Next, we must determine if State's Exhibit No. 2 (a stick) was a deadly weapon under the law and facts of the case. If the stick was a deadly weapon, it would be under the terms of V.T.C.A., Penal Code, § 1.07(11)(B), from the manner of its use, etc.

The evidence as to the stick was presented only at the disputed second phase of the bench trial. The medical examiner testified the injuries to the vagina and abdominal wall were consistent with having been inflicted with an instrument such as State's Exhibit No. 2, that the injuries were serious, but not the cause of death. Appellant argues the injuries were inflicted after the death of the deceased.

The court made a separate written finding that the stick was a deadly weapon, but it did not, as in the finding as to the fist and hands, expressly order the finding as to the stick be incorporated in the formal judgment. The formal judgment made only a finding that "a" deadly weapon was used without identifying the weapon. We cannot conclude, under the circumstances of this case, that there was an affirmative finding in the formal judgment as to the stick so to meet the requirements of Article 42.12, § 15(b), V.A.C.C.P.

*91 The judgment will be ordered reformed to remove any finding as to "a deadly weapon."

Our holding eliminates the necessity of any future discussion as to appellant's grounds of error as to the findings of "deadly weapons." With the reformation of the judgment, there is no merit to appellant's claim the plea bargain was violated, or that he did not voluntarily plead guilty. Likewise his claims as to lack of notice in the indictment as to use of a deadly weapon, and the impropriety of the bifurcation of the bench trial are rendered moot.

The judgment, as reformed by deleting from the formal judgment of the trial court in F-81-610-J the finding as to a deadly weapon, is affirmed.[6]


[1] The sentence usually begins on the day imposed. The plea bargain agreement and trial court obviously meant that appellant was to be given credit on his sentence from August 18, 1980. There is no proper procedure to "back date" a sentence, though that phrase is often used.

[2] Dr. DiMaio testified the injuries were caused by some long, hard object.

[3] The trial court failed to make a finding as to "feet" as alleged in the indictment and the written judicial confession.

[4] In Limuel it was held that although a knife is not a deadly weapon per se, it can qualify as such through manner of its use, its size and shape and its capacity to produce death or serious bodily injury.

[5] There was no testimony as to relative size of the parties, the size and condition of the hands or fist, etc., or the manner used, etc.

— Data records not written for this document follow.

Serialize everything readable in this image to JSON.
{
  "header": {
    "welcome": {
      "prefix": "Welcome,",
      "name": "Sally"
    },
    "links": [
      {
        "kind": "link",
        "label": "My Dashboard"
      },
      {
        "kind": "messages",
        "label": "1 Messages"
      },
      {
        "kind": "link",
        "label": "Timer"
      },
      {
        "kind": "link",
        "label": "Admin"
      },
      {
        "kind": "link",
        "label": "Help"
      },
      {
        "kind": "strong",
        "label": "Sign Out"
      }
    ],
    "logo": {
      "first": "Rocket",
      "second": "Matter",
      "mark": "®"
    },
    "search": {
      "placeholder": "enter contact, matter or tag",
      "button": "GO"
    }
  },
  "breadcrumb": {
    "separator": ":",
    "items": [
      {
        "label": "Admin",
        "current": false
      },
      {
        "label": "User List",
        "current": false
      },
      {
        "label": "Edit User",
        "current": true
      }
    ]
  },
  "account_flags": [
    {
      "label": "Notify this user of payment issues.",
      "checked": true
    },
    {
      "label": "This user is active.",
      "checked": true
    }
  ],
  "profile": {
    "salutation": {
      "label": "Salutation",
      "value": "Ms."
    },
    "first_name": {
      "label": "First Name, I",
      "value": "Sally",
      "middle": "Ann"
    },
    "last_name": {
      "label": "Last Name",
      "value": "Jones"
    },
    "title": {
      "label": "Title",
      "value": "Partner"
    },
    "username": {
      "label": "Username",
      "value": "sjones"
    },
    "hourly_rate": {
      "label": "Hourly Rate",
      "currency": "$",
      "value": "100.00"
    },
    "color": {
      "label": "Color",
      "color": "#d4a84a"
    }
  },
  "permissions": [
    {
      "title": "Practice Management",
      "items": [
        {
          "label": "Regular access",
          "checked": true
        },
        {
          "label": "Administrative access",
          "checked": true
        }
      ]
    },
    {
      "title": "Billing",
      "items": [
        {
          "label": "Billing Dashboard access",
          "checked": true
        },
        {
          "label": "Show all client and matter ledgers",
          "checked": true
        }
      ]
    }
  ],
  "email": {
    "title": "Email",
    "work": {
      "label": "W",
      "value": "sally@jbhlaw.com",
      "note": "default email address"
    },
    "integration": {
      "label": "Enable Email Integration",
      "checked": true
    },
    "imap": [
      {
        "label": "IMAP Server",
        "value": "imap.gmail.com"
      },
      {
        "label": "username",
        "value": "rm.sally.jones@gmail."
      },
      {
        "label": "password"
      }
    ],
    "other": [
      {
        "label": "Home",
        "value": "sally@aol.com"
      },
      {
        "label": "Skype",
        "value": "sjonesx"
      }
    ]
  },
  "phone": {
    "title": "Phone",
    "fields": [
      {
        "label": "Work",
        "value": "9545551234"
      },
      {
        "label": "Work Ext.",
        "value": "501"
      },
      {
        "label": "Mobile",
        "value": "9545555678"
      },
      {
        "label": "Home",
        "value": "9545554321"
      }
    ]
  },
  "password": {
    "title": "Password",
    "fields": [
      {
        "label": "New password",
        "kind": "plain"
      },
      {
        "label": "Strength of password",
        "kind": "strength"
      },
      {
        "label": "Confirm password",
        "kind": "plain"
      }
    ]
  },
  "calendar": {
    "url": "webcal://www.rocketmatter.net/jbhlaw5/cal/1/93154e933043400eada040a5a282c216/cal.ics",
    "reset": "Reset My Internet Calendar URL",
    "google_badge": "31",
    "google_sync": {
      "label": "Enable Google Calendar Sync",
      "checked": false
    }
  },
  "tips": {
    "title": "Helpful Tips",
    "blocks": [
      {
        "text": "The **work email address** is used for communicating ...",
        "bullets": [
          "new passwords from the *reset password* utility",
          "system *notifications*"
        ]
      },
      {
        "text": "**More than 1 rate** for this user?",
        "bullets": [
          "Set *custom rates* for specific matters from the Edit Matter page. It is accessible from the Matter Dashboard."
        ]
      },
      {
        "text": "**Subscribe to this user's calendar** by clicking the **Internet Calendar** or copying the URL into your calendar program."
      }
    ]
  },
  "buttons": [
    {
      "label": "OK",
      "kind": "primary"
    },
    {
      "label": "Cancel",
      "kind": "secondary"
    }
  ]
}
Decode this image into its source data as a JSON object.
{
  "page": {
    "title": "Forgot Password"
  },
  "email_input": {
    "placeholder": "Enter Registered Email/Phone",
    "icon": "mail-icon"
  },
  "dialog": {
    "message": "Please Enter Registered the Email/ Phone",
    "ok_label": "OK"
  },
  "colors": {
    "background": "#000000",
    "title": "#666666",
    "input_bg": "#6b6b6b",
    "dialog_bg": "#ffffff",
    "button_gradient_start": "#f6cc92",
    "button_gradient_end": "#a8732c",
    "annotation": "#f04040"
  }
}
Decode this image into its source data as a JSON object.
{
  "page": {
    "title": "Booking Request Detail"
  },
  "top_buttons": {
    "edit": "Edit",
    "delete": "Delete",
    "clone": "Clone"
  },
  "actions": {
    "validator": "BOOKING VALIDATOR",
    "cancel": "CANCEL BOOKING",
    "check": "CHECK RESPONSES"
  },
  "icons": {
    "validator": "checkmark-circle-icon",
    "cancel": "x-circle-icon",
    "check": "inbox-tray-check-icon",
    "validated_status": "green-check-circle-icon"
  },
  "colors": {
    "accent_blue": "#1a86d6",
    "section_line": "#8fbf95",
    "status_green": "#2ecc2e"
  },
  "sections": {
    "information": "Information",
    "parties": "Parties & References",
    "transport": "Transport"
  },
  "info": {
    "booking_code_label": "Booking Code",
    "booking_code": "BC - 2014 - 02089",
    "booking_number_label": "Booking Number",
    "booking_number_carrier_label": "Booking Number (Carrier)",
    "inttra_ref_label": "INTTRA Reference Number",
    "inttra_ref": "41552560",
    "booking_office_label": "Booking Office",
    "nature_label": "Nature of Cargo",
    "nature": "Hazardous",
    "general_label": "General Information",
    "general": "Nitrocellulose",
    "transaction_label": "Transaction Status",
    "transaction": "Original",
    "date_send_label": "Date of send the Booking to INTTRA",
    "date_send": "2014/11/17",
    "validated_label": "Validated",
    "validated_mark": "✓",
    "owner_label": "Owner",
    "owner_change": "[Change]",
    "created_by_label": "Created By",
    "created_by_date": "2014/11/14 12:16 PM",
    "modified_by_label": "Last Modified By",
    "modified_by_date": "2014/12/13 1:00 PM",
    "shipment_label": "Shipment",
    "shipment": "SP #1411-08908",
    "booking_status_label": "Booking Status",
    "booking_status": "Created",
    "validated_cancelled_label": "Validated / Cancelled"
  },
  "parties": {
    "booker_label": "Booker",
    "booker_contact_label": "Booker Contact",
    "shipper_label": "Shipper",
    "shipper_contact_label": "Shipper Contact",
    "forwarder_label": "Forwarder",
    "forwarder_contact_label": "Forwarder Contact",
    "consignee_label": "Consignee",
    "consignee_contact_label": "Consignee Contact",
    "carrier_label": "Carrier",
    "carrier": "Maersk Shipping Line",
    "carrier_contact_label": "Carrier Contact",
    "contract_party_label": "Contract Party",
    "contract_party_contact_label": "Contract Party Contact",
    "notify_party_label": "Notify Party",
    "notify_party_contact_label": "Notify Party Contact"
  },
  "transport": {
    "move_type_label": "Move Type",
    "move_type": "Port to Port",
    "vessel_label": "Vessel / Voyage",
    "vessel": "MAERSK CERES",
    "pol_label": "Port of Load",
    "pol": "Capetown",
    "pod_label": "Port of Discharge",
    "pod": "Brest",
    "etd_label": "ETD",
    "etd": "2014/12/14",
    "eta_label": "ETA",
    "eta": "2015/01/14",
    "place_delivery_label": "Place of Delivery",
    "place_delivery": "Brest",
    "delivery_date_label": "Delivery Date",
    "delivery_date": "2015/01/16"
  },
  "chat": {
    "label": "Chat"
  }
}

[6] The clerk of the court is hereby directed to furnish a copy of this opinion to the Texas Department of Corrections and to the Texas Board of Pardons and Paroles.